Writing in the Buisness Leader in January, Pimlico Plumbers boss Charlie Mullins said: “It’s obvious that vaccination is the way out of the Covid crisis, and I think that there will soon be a strong argument for allowing businesses to open up to those who can prove they have been inoculated against Covid.”
It comes after the vaccines minister Nadhim Zahawi told BBC News on Tuesday: “It’s up to businesses what they do, but we don’t yet have the evidence of the effect of vaccines on transmission.”
Boris Johnson has suggested he wants to focus on mass vaccination and rapid testing rather than making it a mandatory requirement for people to have a Covid-19 jab in order to access jobs and services.
Could rapid Covid testing help entertainment venues reopen?
When speaking about the prospect of a domestic “vaccine passport”, the Prime Minister told a Downing Street press conference “we will look at everything” but he stressed: “What we are thinking of at the moment is more of a route that relies on mass vaccination – we intend to vaccinate all of the adults in the country by the autumn – plus lateral flow testing.”
Those rapid tests would help “the toughest nuts to crack” including nightclubs and some theatres which had been unable to open last year.
“I think that will be the route that we go down and that businesses will go down,” he said.
“You are already seeing lots of business using the potential of rapid, on-the-day testing as well. I think that, in combination with vaccination, will probably be the route forward.”
Phil Clapp, chief executive of the UK Cinema Association (UKCA), warned that requiring proof of receipt of a Covid-19 jab presented “a range of practical and legal problems”.
Mr Clapp said he was not aware of any UKCA member considering vaccine passports or rapid testing as “a viable way forward”.
He told the PA news agency: “The use of vaccine passports in particular presents a range of practical and legal problems.
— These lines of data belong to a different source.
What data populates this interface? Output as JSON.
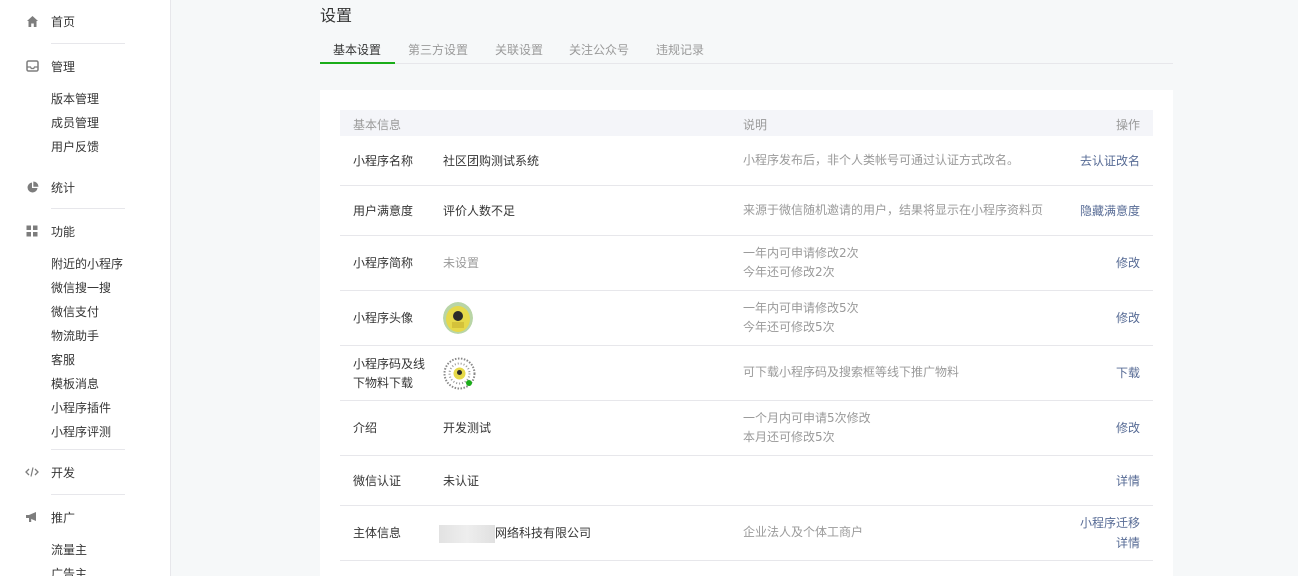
{
  "sidebar": {
    "home": "首页",
    "manage": "管理",
    "manage_items": [
      "版本管理",
      "成员管理",
      "用户反馈"
    ],
    "stats": "统计",
    "features": "功能",
    "feature_items": [
      "附近的小程序",
      "微信搜一搜",
      "微信支付",
      "物流助手",
      "客服",
      "模板消息",
      "小程序插件",
      "小程序评测"
    ],
    "develop": "开发",
    "promote": "推广",
    "promote_items": [
      "流量主",
      "广告主"
    ]
  },
  "page": {
    "title": "设置",
    "tabs": [
      "基本设置",
      "第三方设置",
      "关联设置",
      "关注公众号",
      "违规记录"
    ]
  },
  "table": {
    "headers": {
      "info": "基本信息",
      "desc": "说明",
      "op": "操作"
    },
    "rows": [
      {
        "label": "小程序名称",
        "value": "社区团购测试系统",
        "desc": [
          "小程序发布后，非个人类帐号可通过认证方式改名。"
        ],
        "ops": [
          "去认证改名"
        ]
      },
      {
        "label": "用户满意度",
        "value": "评价人数不足",
        "desc": [
          "来源于微信随机邀请的用户，结果将显示在小程序资料页"
        ],
        "ops": [
          "隐藏满意度"
        ]
      },
      {
        "label": "小程序简称",
        "value": "未设置",
        "desc": [
          "一年内可申请修改2次",
          "今年还可修改2次"
        ],
        "ops": [
          "修改"
        ]
      },
      {
        "label": "小程序头像",
        "value": "",
        "desc": [
          "一年内可申请修改5次",
          "今年还可修改5次"
        ],
        "ops": [
          "修改"
        ]
      },
      {
        "label": [
          "小程序码及线",
          "下物料下载"
        ],
        "value": "",
        "desc": [
          "可下载小程序码及搜索框等线下推广物料"
        ],
        "ops": [
          "下载"
        ]
      },
      {
        "label": "介绍",
        "value": "开发测试",
        "desc": [
          "一个月内可申请5次修改",
          "本月还可修改5次"
        ],
        "ops": [
          "修改"
        ]
      },
      {
        "label": "微信认证",
        "value": "未认证",
        "desc": [],
        "ops": [
          "详情"
        ]
      },
      {
        "label": "主体信息",
        "value": "网络科技有限公司",
        "desc": [
          "企业法人及个体工商户"
        ],
        "ops": [
          "小程序迁移",
          "详情"
        ]
      }
    ]
  },
  "colors": {
    "accent": "#1aad19",
    "link": "#576b95"
  }
}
“At this moment in time, and in the medium term of course, the ongoing rollout of the vaccine makes this impractical, but even when that programme is complete, there will be a number of groups of who will not have been vaccinated for a range of legitimate reasons – some people with disabilities, pregnant women and young people amongst them.
“Making the proof of vaccination a condition of entry would open up cinemas (as it would other venues) to a host of possible claims for discrimination.”
David Chadwick, chief executive of Verifiable Credentials Ltd, a company developing “vaccine certificate” technology, emphasised the importance of data privacy and the need for common standards to ensure compatibility between systems.
He said at least 60 companies worldwide were looking at verifiable credential technology, adding: “It’s really important that if we do have Covid certificates that they follow some international standard.”
Mr Chadwick said his business was focused on technical details, adding that legal and ethical decisions should be taken by the Government and “recipients” of certificate data, for example leisure venues.
Verifiable Credentials Ltd has received government funding to provide cryptographic software to East Kent Hospitals University NHS Foundation Trust for its issuing of vaccine certificates to its staff. The company does not see people’s personal data as part of the trial.
It is also planning to trial its technology, using dummy data, with a theatre and cinema complex.
The initiative would explore whether customers could present their ticket alongside an NHS verified vaccine certificate to be scanned by a verifier app.
Certificates on someone’s smartphone could carry the type of vaccine a person has received and the validation signed by the NHS.
Mr Chadwick said vaccine and test certificates were an “equally valid” approach, as long as the NHS information available was enough to link them to a person while also preventing fraud.
He said the risk of relying on certificates could in part be on the recipient of the information, adding that the Government faced a “tricky” decision on how to potentially permit them.
“The recipient is the person who is risking everything, so if you are a cinema complex or you’re an overseas country and you’re allowing people to enter, you’re the one who’s taking the risk, you are the one that is allowing potentially the virus to spread,” he said.
Additional reporting by PA Media.